According to official Fine Art History education, there are five “genres” or classifications of paintings as defined in the 17th Century – History, Portrait, Genre (everyday life), Landscape and Still Life. Each day this week Susan Omand picks a well known painting from one of these genres. Today is a sideways look at Landscape...
The term "landscape painting" comes from the Dutch word 'landschap', meaning 'a patch of ground', and means any picture whose main subject is the depiction of a scenic view, such as fields, mountains, trees, sea views etc. Many famous landscape paintings do include people, but they are not the reason for the painting. The appreciation of nature for its own sake, and its choice as a specific focal subject for art, went generally unnoticed in paintings up until the seventeenth century, where the landscape was confined to the background of portraits or paintings dealing principally with religious, mythological or historical subjects.
Once the landscape did become more of a focus, it wasn’t often a true representation with many painters going for a highly stylised or artificial look by trying to evoke the landscape of classical Greece and Rome, no matter whether they were painting Athens or Aberdeenshire, and their work became known as classical landscape.

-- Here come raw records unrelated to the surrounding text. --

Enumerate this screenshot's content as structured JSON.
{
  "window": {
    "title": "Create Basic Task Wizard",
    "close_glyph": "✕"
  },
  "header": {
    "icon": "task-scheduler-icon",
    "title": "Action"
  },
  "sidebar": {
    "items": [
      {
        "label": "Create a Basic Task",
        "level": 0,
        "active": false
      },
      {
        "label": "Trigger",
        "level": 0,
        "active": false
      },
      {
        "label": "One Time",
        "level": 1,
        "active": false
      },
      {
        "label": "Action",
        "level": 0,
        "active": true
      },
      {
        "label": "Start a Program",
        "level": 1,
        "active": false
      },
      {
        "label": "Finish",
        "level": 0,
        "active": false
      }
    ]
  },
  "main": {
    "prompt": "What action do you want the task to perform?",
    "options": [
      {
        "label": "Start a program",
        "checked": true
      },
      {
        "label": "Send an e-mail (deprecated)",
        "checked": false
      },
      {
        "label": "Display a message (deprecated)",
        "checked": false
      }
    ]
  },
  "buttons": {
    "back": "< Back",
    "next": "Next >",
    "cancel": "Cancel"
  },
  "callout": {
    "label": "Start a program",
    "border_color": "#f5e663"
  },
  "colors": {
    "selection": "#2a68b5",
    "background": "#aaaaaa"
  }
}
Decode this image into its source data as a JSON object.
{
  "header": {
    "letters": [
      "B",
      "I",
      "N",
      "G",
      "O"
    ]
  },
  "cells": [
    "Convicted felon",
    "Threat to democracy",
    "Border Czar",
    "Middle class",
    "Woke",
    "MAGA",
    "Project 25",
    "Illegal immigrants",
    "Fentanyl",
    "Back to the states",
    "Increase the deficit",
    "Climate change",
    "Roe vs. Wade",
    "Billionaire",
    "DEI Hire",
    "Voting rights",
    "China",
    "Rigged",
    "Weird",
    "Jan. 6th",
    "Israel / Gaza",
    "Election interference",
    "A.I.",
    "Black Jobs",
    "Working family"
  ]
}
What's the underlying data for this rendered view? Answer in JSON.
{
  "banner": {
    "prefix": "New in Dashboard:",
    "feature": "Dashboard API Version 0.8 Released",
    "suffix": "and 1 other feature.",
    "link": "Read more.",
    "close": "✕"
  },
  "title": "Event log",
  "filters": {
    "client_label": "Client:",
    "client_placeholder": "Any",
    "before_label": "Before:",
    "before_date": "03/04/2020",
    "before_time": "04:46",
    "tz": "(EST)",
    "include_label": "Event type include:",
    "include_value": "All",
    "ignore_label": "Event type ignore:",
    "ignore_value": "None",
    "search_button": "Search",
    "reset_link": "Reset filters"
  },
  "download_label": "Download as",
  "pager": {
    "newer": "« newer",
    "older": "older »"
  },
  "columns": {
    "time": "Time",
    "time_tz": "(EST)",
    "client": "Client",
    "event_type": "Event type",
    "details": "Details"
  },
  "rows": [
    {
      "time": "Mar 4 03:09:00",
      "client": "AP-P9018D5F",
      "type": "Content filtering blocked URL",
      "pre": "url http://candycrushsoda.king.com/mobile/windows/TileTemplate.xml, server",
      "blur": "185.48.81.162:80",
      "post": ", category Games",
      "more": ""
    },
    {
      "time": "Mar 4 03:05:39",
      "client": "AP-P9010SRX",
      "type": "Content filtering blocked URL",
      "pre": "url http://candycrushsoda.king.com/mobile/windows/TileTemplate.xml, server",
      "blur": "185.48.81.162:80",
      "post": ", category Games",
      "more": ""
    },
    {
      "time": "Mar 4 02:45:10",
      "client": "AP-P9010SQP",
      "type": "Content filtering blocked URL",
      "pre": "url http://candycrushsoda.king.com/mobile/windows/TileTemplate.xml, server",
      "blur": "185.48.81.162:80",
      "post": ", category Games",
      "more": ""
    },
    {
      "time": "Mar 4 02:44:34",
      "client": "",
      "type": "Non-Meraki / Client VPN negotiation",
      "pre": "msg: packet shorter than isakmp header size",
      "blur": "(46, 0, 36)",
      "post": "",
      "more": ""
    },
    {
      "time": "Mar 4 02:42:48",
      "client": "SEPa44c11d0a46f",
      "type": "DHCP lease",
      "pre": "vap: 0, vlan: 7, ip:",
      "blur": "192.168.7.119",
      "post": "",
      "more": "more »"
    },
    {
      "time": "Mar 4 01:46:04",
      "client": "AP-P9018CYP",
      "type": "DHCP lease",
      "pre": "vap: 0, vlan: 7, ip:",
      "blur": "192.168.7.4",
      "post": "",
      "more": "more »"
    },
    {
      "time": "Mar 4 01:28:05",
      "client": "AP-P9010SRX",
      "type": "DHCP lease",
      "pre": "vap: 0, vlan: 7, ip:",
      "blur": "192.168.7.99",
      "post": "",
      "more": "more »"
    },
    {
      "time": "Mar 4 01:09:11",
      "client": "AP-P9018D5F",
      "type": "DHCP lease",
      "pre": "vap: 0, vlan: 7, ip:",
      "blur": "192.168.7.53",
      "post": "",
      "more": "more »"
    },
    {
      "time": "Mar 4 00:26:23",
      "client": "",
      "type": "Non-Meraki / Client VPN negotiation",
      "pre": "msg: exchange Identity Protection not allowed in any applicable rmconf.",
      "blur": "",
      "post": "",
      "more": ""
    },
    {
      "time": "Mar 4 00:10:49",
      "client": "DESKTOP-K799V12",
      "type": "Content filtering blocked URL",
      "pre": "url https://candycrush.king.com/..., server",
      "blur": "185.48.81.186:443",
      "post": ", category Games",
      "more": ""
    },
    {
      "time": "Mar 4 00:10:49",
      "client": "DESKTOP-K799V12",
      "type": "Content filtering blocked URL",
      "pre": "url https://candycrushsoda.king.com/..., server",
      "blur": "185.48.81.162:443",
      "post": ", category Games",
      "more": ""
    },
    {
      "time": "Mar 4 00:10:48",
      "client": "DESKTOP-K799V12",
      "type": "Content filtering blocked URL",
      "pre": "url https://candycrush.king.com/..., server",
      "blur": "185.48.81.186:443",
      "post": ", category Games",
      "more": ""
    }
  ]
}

Others were much more rooted in reality and developed a more naturalistic form of painting, based on what they actually saw around them.
Some famous landscapes are Constable’s The Haywain, JMW Turner’s The Fighting Temeraire and this one by Claude Monet, Bassin aux Nymphéas, Harmonie Rose – or Water lilies
Images - Wikimedia